:: TASK STATEMENT ::
The required output is the complete data, repeated without alteration.

:: Collection entries ::
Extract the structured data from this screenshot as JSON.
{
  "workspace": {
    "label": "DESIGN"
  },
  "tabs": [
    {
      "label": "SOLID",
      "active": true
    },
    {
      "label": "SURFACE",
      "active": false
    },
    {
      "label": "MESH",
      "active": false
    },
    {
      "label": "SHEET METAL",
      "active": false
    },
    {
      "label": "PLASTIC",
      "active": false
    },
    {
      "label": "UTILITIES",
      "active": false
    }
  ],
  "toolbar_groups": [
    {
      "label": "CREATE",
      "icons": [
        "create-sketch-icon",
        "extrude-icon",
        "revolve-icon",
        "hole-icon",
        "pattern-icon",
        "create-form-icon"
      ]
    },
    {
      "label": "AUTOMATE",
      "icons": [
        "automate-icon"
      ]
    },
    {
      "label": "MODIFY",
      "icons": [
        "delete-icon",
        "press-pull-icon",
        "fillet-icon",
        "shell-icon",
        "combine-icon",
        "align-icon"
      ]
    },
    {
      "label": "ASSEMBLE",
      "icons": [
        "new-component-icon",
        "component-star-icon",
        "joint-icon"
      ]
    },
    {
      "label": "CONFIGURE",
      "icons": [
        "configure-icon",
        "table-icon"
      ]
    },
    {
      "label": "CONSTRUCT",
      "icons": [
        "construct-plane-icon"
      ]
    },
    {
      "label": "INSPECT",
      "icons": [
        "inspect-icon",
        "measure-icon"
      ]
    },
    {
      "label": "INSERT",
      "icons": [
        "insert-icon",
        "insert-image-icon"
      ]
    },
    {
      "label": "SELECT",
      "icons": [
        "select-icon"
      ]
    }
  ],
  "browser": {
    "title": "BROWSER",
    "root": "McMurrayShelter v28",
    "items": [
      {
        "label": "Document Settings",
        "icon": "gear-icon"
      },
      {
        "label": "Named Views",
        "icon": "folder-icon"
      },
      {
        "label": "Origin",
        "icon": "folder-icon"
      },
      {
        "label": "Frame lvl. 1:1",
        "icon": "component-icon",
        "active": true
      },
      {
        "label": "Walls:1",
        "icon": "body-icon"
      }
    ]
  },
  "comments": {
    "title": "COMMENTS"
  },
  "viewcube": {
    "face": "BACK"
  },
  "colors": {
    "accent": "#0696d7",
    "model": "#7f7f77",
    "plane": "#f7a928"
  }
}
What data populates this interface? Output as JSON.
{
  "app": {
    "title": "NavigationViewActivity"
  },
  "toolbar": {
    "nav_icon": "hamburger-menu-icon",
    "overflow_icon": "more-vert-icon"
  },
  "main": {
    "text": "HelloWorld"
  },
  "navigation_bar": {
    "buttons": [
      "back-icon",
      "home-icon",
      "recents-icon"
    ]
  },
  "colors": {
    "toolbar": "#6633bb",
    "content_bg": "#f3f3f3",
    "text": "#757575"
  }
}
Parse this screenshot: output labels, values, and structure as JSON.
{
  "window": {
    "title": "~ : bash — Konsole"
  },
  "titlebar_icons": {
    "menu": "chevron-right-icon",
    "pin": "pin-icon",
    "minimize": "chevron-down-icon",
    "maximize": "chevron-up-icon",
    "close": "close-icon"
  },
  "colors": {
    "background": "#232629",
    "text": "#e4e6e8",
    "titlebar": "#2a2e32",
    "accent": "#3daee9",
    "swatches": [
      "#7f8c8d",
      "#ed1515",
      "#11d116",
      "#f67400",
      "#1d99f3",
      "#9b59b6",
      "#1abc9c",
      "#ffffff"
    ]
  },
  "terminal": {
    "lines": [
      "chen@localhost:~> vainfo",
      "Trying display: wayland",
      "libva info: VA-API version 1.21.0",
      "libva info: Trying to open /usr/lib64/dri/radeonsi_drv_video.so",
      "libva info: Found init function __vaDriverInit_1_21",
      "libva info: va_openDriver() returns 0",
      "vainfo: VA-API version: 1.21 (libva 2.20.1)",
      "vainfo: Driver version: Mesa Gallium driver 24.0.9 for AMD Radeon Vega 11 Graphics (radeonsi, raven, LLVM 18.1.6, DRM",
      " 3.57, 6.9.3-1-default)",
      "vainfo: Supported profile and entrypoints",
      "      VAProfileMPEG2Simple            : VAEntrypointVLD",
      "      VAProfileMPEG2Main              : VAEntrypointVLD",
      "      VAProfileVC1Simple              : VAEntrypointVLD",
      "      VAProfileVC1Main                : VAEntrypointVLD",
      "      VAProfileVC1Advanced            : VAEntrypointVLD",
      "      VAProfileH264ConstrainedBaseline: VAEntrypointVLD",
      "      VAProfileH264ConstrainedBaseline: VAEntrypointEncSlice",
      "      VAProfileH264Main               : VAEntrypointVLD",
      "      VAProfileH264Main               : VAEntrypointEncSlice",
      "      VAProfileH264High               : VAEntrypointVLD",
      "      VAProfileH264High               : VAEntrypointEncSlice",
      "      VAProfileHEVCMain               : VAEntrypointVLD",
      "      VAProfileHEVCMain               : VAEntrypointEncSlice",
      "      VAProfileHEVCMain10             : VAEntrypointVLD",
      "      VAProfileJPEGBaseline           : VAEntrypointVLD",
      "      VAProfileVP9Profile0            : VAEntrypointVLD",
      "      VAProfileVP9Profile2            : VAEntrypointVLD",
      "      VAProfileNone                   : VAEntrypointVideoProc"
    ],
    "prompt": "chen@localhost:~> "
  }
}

:: RESULT BELOW ::
Extract the structured data from this screenshot as JSON.
{
  "workspace": {
    "label": "DESIGN"
  },
  "tabs": [
    {
      "label": "SOLID",
      "active": true
    },
    {
      "label": "SURFACE",
      "active": false
    },
    {
      "label": "MESH",
      "active": false
    },
    {
      "label": "SHEET METAL",
      "active": false
    },
    {
      "label": "PLASTIC",
      "active": false
    },
    {
      "label": "UTILITIES",
      "active": false
    }
  ],
  "toolbar_groups": [
    {
      "label": "CREATE",
      "icons": [
        "create-sketch-icon",
        "extrude-icon",
        "revolve-icon",
        "hole-icon",
        "pattern-icon",
        "create-form-icon"
      ]
    },
    {
      "label": "AUTOMATE",
      "icons": [
        "automate-icon"
      ]
    },
    {
      "label": "MODIFY",
      "icons": [
        "delete-icon",
        "press-pull-icon",
        "fillet-icon",
        "shell-icon",
        "combine-icon",
        "align-icon"
      ]
    },
    {
      "label": "ASSEMBLE",
      "icons": [
        "new-component-icon",
        "component-star-icon",
        "joint-icon"
      ]
    },
    {
      "label": "CONFIGURE",
      "icons": [
        "configure-icon",
        "table-icon"
      ]
    },
    {
      "label": "CONSTRUCT",
      "icons": [
        "construct-plane-icon"
      ]
    },
    {
      "label": "INSPECT",
      "icons": [
        "inspect-icon",
        "measure-icon"
      ]
    },
    {
      "label": "INSERT",
      "icons": [
        "insert-icon",
        "insert-image-icon"
      ]
    },
    {
      "label": "SELECT",
      "icons": [
        "select-icon"
      ]
    }
  ],
  "browser": {
    "title": "BROWSER",
    "root": "McMurrayShelter v28",
    "items": [
      {
        "label": "Document Settings",
        "icon": "gear-icon"
      },
      {
        "label": "Named Views",
        "icon": "folder-icon"
      },
      {
        "label": "Origin",
        "icon": "folder-icon"
      },
      {
        "label": "Frame lvl. 1:1",
        "icon": "component-icon",
        "active": true
      },
      {
        "label": "Walls:1",
        "icon": "body-icon"
      }
    ]
  },
  "comments": {
    "title": "COMMENTS"
  },
  "viewcube": {
    "face": "BACK"
  },
  "colors": {
    "accent": "#0696d7",
    "model": "#7f7f77",
    "plane": "#f7a928"
  }
}
What data populates this interface? Output as JSON.
{
  "app": {
    "title": "NavigationViewActivity"
  },
  "toolbar": {
    "nav_icon": "hamburger-menu-icon",
    "overflow_icon": "more-vert-icon"
  },
  "main": {
    "text": "HelloWorld"
  },
  "navigation_bar": {
    "buttons": [
      "back-icon",
      "home-icon",
      "recents-icon"
    ]
  },
  "colors": {
    "toolbar": "#6633bb",
    "content_bg": "#f3f3f3",
    "text": "#757575"
  }
}
Parse this screenshot: output labels, values, and structure as JSON.
{
  "window": {
    "title": "~ : bash — Konsole"
  },
  "titlebar_icons": {
    "menu": "chevron-right-icon",
    "pin": "pin-icon",
    "minimize": "chevron-down-icon",
    "maximize": "chevron-up-icon",
    "close": "close-icon"
  },
  "colors": {
    "background": "#232629",
    "text": "#e4e6e8",
    "titlebar": "#2a2e32",
    "accent": "#3daee9",
    "swatches": [
      "#7f8c8d",
      "#ed1515",
      "#11d116",
      "#f67400",
      "#1d99f3",
      "#9b59b6",
      "#1abc9c",
      "#ffffff"
    ]
  },
  "terminal": {
    "lines": [
      "chen@localhost:~> vainfo",
      "Trying display: wayland",
      "libva info: VA-API version 1.21.0",
      "libva info: Trying to open /usr/lib64/dri/radeonsi_drv_video.so",
      "libva info: Found init function __vaDriverInit_1_21",
      "libva info: va_openDriver() returns 0",
      "vainfo: VA-API version: 1.21 (libva 2.20.1)",
      "vainfo: Driver version: Mesa Gallium driver 24.0.9 for AMD Radeon Vega 11 Graphics (radeonsi, raven, LLVM 18.1.6, DRM",
      " 3.57, 6.9.3-1-default)",
      "vainfo: Supported profile and entrypoints",
      "      VAProfileMPEG2Simple            : VAEntrypointVLD",
      "      VAProfileMPEG2Main              : VAEntrypointVLD",
      "      VAProfileVC1Simple              : VAEntrypointVLD",
      "      VAProfileVC1Main                : VAEntrypointVLD",
      "      VAProfileVC1Advanced            : VAEntrypointVLD",
      "      VAProfileH264ConstrainedBaseline: VAEntrypointVLD",
      "      VAProfileH264ConstrainedBaseline: VAEntrypointEncSlice",
      "      VAProfileH264Main               : VAEntrypointVLD",
      "      VAProfileH264Main               : VAEntrypointEncSlice",
      "      VAProfileH264High               : VAEntrypointVLD",
      "      VAProfileH264High               : VAEntrypointEncSlice",
      "      VAProfileHEVCMain               : VAEntrypointVLD",
      "      VAProfileHEVCMain               : VAEntrypointEncSlice",
      "      VAProfileHEVCMain10             : VAEntrypointVLD",
      "      VAProfileJPEGBaseline           : VAEntrypointVLD",
      "      VAProfileVP9Profile0            : VAEntrypointVLD",
      "      VAProfileVP9Profile2            : VAEntrypointVLD",
      "      VAProfileNone                   : VAEntrypointVideoProc"
    ],
    "prompt": "chen@localhost:~> "
  }
}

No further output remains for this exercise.